How does eating low GI food help you?
Low GI foods may help you:
- Improve your blood glucose levels.
- Increase your feelings of fullness and reduce your appetite.
- Help with weight loss.
- Improve your blood fat levels.
- Reduce your risks of developing type 2 diabetes, heart disease and certain types of cancer
In addition to these significant health benefits, a low GI diet has also proven to aid people:
- Who have normal weight but excess abdominal fat
- Who have been told they have pre-diabetes, "impaired glucose intolerance"
- Who have high levels of triglycerides and low levels of HDL cholesterol
- Who suffer from polycystic ovarian syndrome (PCOS)
- Who suffer from non-alcoholic fatty liver disease
When making the change to a low GI diet, there are four key points to remember:
1. GI relates only to high carbohydrate foods.
There are three main nutrients in food, protein, fat and carbohydrate. Meat, chicken, eggs and fish are high in protein. Butter, margarine and oils are high in fat. Bread, rice, pasta, cereal, fruits, vegetables, fruit and yoghurt are high in carbohydrate. GI can only be measured in foods that contain carbohydrate.

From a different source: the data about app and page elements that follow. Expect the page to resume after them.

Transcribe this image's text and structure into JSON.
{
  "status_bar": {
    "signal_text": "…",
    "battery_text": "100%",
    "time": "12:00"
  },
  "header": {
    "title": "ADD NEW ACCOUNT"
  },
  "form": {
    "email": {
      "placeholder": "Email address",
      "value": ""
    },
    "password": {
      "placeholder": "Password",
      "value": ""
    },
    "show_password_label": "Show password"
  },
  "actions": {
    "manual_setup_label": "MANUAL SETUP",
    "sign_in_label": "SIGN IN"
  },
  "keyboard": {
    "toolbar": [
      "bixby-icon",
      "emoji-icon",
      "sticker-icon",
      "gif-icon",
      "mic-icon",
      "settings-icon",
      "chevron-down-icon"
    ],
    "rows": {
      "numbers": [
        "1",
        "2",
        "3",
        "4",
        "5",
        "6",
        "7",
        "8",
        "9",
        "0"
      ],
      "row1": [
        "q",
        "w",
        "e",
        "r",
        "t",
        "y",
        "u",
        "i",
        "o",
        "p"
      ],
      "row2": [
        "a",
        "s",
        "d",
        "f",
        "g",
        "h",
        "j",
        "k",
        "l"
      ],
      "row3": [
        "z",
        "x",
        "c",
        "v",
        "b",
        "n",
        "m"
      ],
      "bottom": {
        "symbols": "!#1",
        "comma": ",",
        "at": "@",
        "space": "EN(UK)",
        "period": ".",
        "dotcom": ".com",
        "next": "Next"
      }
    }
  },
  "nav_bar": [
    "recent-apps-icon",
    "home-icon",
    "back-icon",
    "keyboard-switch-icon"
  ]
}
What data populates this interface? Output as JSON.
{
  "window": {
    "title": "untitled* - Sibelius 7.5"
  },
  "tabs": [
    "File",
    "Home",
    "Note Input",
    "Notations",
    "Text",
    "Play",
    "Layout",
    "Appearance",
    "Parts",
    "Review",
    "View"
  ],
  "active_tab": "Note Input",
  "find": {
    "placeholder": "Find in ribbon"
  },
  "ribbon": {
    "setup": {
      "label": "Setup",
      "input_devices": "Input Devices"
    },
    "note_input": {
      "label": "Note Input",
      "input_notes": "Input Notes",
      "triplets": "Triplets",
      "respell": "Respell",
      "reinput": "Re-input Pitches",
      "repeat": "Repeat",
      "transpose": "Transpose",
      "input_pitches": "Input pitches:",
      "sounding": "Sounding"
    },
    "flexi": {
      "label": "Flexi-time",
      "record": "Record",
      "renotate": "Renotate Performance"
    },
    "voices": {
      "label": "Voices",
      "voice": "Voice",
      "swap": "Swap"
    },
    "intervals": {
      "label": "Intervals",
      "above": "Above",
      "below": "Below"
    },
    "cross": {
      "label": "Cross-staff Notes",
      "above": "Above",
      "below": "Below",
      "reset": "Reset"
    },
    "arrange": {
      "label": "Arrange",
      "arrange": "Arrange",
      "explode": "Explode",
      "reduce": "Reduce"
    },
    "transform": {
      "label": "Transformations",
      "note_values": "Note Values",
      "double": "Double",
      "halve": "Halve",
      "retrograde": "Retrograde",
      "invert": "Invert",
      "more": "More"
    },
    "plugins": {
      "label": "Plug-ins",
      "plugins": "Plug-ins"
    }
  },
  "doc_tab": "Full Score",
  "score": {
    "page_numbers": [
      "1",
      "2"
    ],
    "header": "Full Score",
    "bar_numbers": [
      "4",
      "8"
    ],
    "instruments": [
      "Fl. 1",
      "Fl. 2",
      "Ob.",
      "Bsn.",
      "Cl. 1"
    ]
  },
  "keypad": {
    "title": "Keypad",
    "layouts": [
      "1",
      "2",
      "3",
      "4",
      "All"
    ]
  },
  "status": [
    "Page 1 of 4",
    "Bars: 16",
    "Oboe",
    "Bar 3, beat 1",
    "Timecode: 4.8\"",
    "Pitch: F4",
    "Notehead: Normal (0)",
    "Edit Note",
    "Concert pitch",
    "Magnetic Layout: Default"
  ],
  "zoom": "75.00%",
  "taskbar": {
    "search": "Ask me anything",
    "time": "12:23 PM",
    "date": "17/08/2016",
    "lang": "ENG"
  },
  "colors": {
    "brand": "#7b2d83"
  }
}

2. GI is not intended to be used by itself.
When choosing foods it's important to consider the overall nutritional value of food, including its kilojoule, saturated fat and fibre content in addition to its GI level. The GI level alone will not determine whether it is a healthy choice.
3. There is no need to eat low GI foods only.
Although eating low GI foods for each meal can be a great benefit to the body, these foods should not be consumed at the expense of all other carbohydrate foods. When you eat a combination of low and high GI carbohydrates, like baked beans on toast or potatoes and corn, the final GI value of the meal is medium.
4. When you shop, look for authentic GI symbols on food.
Foods with the authentic GI logo have been accepted into the GI symbol program. This program helps consumers make informed choices using the glycemic index and good nutrition.
The use of GI is recommended by some of the world's leading authorities in nutrition including the World Heath Organisation, the Food and Agriculture Organisation, Diabetes Australia and many more.